Author(s): Colson Whitehead
From the MacArthur and Whiting Award–winning author ofJohn Henry DaysandThe Intuitionistcomes a new, brisk, comic tour de force about identity, history, and the adhesive bandage industry When the citizens of Winthrop needed a new name for their town, they did what anyone would do—they hired a consultant. The protagonist ofApex Hides the Hurtis a nomenclature consultant. If you want just the right name for your new product, whether it be automobile or antidepressant, sneaker or spoon, he’s the man to get the job done. Wardrobe lack pizzazz? Come to the Outfit Outlet. Always the wallflower at social gatherings? Try Loquacia. And of course, whenever you take a fall, reach for Apex, because Apex Hides the Hurt. Apex is his crowning achievement, the multicultural bandage that has revolutionized the adhesive bandage industry. “Flesh-colored” be damned—no matter what your skin tone is—Apex will match it, or your money back. After leaving his job (following a mysterious misfortune), his expertise is called upon by the town of Winthrop. Once there, he meets the town council, who will try to sway his opinion over the coming days. Lucky Aberdeen, the millionaire software pioneer and hometown-boy-made-good, wants the name changed to something that will reflect the town’s capitalist aspirations, attracting new businesses and revitalizing the community. Who could argue with that? Albie Winthrop, beloved son of the town’s aristocracy, thinks Winthrop is a perfectly good name, and can’t imagine what the fuss is about. Regina Goode, the mayor, is a descendent of the black settlers who founded the town, and has her own secret agenda for what the name should be. Our expert must decide the outcome, with all its implications for the town’s future. Which name will he choose? Or perhaps he will devise his own? And what’s with his limp, anyway? Apex Hides the Hurtbrilliantly and wryly satirizes our contemporary culture, where memory and history are subsumed by the tides of marketing.

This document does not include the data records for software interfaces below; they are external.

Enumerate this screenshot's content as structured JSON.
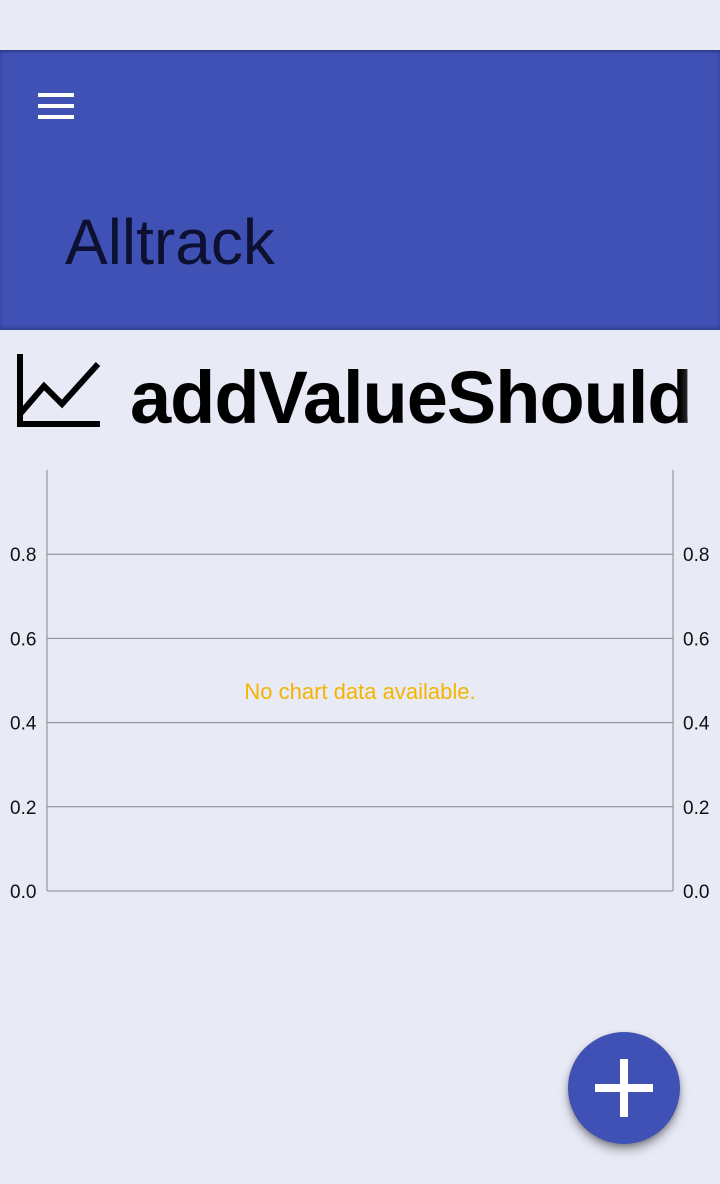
{
  "app_bar": {
    "title": "Alltrack",
    "background": "#3f51b5",
    "menu_icon": "hamburger-menu-icon"
  },
  "metric": {
    "icon": "line-chart-icon",
    "title": "addValueShould"
  },
  "chart_data": {
    "type": "line",
    "title": "",
    "xlabel": "",
    "ylabel": "",
    "series": [],
    "ylim": [
      0,
      1.0
    ],
    "y_ticks_left": [
      "0.0",
      "0.2",
      "0.4",
      "0.6",
      "0.8"
    ],
    "y_ticks_right": [
      "0.0",
      "0.2",
      "0.4",
      "0.6",
      "0.8"
    ],
    "grid": true,
    "no_data_text": "No chart data available.",
    "no_data_color": "#f4b400"
  },
  "fab": {
    "icon": "plus-icon",
    "background": "#3f51b5"
  }
}
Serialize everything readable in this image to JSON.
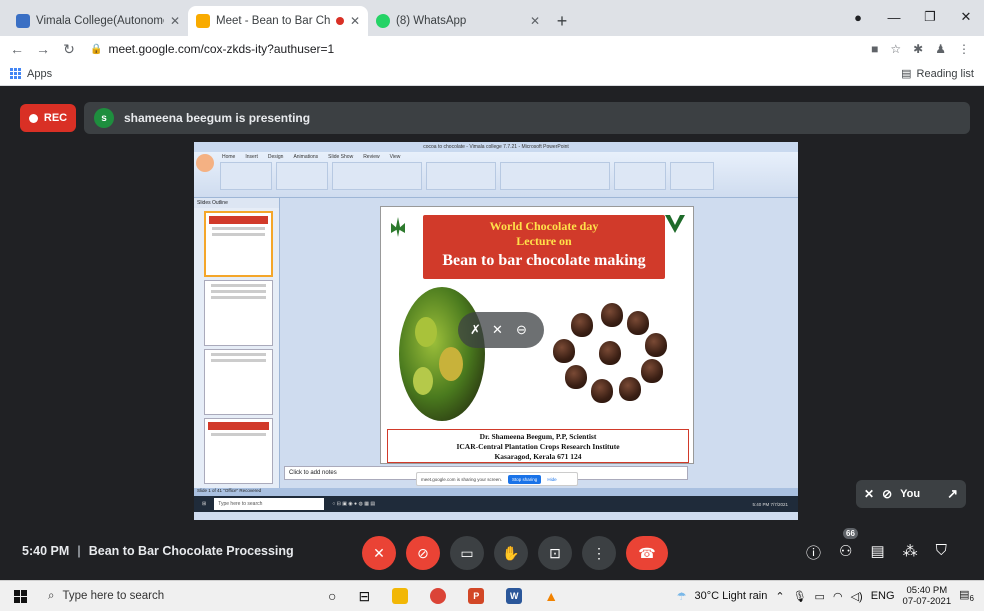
{
  "browser": {
    "tabs": [
      {
        "title": "Vimala College(Autonomous) - C",
        "favicon_color": "#3a6fc4",
        "active": false
      },
      {
        "title": "Meet - Bean to Bar Chocolat",
        "favicon_color": "#f9ab00",
        "active": true
      },
      {
        "title": "(8) WhatsApp",
        "favicon_color": "#25d366",
        "active": false
      }
    ],
    "url": "meet.google.com/cox-zkds-ity?authuser=1",
    "bookmarks": {
      "apps_label": "Apps",
      "reading_list_label": "Reading list"
    }
  },
  "meet": {
    "rec_label": "REC",
    "presenter_initial": "s",
    "presenting_text": "shameena beegum is presenting",
    "self_label": "You",
    "meeting_time": "5:40 PM",
    "meeting_title": "Bean to Bar Chocolate Processing",
    "people_count": "66"
  },
  "shared_screen": {
    "ppt_window_title": "cocoa to chocolate - Vimala college 7.7.21 - Microsoft PowerPoint",
    "ribbon_menu": [
      "Home",
      "Insert",
      "Design",
      "Animations",
      "Slide Show",
      "Review",
      "View"
    ],
    "slides_tabs": "Slides  Outline",
    "slide": {
      "line1": "World Chocolate day",
      "line2": "Lecture on",
      "line3": "Bean to bar chocolate making",
      "credit1": "Dr. Shameena Beegum, P.P, Scientist",
      "credit2": "ICAR-Central Plantation Crops Research Institute",
      "credit3": "Kasaragod, Kerala 671 124"
    },
    "notes_placeholder": "Click to add notes",
    "sharing_text": "meet.google.com is sharing your screen.",
    "stop_sharing": "Stop sharing",
    "hide": "Hide",
    "status_text": "Slide 1 of 41   \"Office\"   Recovered",
    "inner_search": "Type here to search",
    "inner_clock": "5:40 PM 7/7/2021"
  },
  "taskbar": {
    "search_placeholder": "Type here to search",
    "weather": "30°C  Light rain",
    "language": "ENG",
    "time": "05:40 PM",
    "date": "07-07-2021",
    "notification_count": "6"
  }
}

Brilliant. . . . Exhilarating. . . . What keeps you reading this critique of language is its language, and our perverse delight in the ingenious abuse of words -- New York Times A brilliant, witty, and subtle novel, written in a most engaging style, with tremendous aptness of language and command of plot * New York Review of Books *
Colson Whitehead is the New York Times bestselling author of The Noble Hustle, Zone One, Sag Harbor, The Intuitionist, John Henry Days, Apex Hides the Hurt, and one collection of essays, The Colossus of New York. A Pulitzer Prize finalist and a recipient of MacArthur and Guggenheim fellowships, he lives in New York City.